“We looked at Jordan Henderson a lot and Steve Bruce was unfailingly enthusiastic about him,” Fergie wrote in his 2013 autobiography.
“Against that we noticed that Henderson runs from his knees, with a straight back, while the modern footballer runs from his hips.
“We thought his gait might cause him problems later in his career.”
After joining Liverpool in 2011, many people said Henderson wasn’t good enough for the Reds over the next few seasons.
As recently as December 2017, former Liverpool midfielder Didi Hamann told reporters: “I think he's a good player. Whether he is a Liverpool captain, I'll leave that to other people.”
Two months later, in February 2018, Henderson was criticised by the man he succeeded as Liverpool skipper, Steven Gerrard, for playing too safe.
“Sometimes Jordan plays the easy or safe pass when sometimes I think he has got that little bit more in his locker,” the Anfield hero said, per the Daily Mail, after a Champions League clash between Liverpool and Porto.
“He can open a defence up and he has got a decent range of passing but at times I think he does (play it too safe).”
Henderson may not have even had a second season at Anfield if Brendan Rodgers had got his way in the summer of 2012.
The Northern Irish coach wanted to swap Henderson for Fulham’s Clint Dempsey, who was one of the Premier League’s most in-form attacking midfielders at the time.
"Brendan called me in and said “Listen, this is the offer” and he asked me what I thought," Henderson told the Daily Mail.
"It implied to me that he would let me leave and it was up to me. I went back to my room. I shed a few tears. I ended up crying a little bit because it hurt so much. I had the game that night to think about it as well.
"I spoke to my agent and told him what had happened and I said I didn’t want to go. I wanted to stay and fight and try and improve and try to prove the manager wrong. My agent agreed. I spoke to my dad. He was gutted but he backed my decision to stay and fight.
"From that point, I just kept my head down. I knew I wouldn’t get as much game time as I wanted but I still had faith.

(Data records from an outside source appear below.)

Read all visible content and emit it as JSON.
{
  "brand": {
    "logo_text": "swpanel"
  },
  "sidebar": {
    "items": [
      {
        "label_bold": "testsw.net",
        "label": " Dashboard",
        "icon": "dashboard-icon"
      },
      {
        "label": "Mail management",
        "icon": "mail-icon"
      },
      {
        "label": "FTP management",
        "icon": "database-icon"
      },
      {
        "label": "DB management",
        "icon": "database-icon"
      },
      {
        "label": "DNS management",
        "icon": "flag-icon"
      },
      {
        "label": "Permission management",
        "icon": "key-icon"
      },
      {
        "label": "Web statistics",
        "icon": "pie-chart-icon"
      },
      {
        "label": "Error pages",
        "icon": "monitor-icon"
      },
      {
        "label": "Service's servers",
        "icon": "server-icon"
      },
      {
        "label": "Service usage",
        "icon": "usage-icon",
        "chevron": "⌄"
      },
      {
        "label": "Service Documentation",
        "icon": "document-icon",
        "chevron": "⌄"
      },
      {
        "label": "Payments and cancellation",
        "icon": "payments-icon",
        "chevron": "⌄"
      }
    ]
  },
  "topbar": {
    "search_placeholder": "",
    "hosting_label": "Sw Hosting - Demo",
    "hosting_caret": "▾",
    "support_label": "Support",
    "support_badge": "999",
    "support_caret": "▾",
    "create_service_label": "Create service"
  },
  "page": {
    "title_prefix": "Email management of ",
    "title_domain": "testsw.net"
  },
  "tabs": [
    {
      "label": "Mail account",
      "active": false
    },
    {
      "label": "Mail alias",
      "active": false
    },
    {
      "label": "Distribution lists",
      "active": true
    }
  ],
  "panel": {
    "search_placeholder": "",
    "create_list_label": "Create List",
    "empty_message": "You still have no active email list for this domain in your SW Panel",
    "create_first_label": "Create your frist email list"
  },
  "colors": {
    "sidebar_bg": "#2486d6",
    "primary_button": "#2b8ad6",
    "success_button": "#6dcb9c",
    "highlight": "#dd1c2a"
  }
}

I was young enough to get my head down, keep working hard, do my extra bits and prove them wrong and I feel I managed to do that by the time Brendan left. There are always those moments in football — and life in general — which can decide the path and the route you go down. For me, it was never an option to leave."
Again, without that ultra-determined attitude, Henderson probably would have sunk at Anfield a long time ago.
Also in 2012, Liverpool’s former director of football Damien Comolli was sacked by the club, in part for his decision to sign Henderson.
“I remember the day I was sacked, the owners told me, Jordan Henderson what a massive mistake it was,” he told talkSPORT earlier this year. That was about the only thing they told me.”
Fast-forward seven years and Comolli is now owed a big apology.
As is Henderson - by many, many people.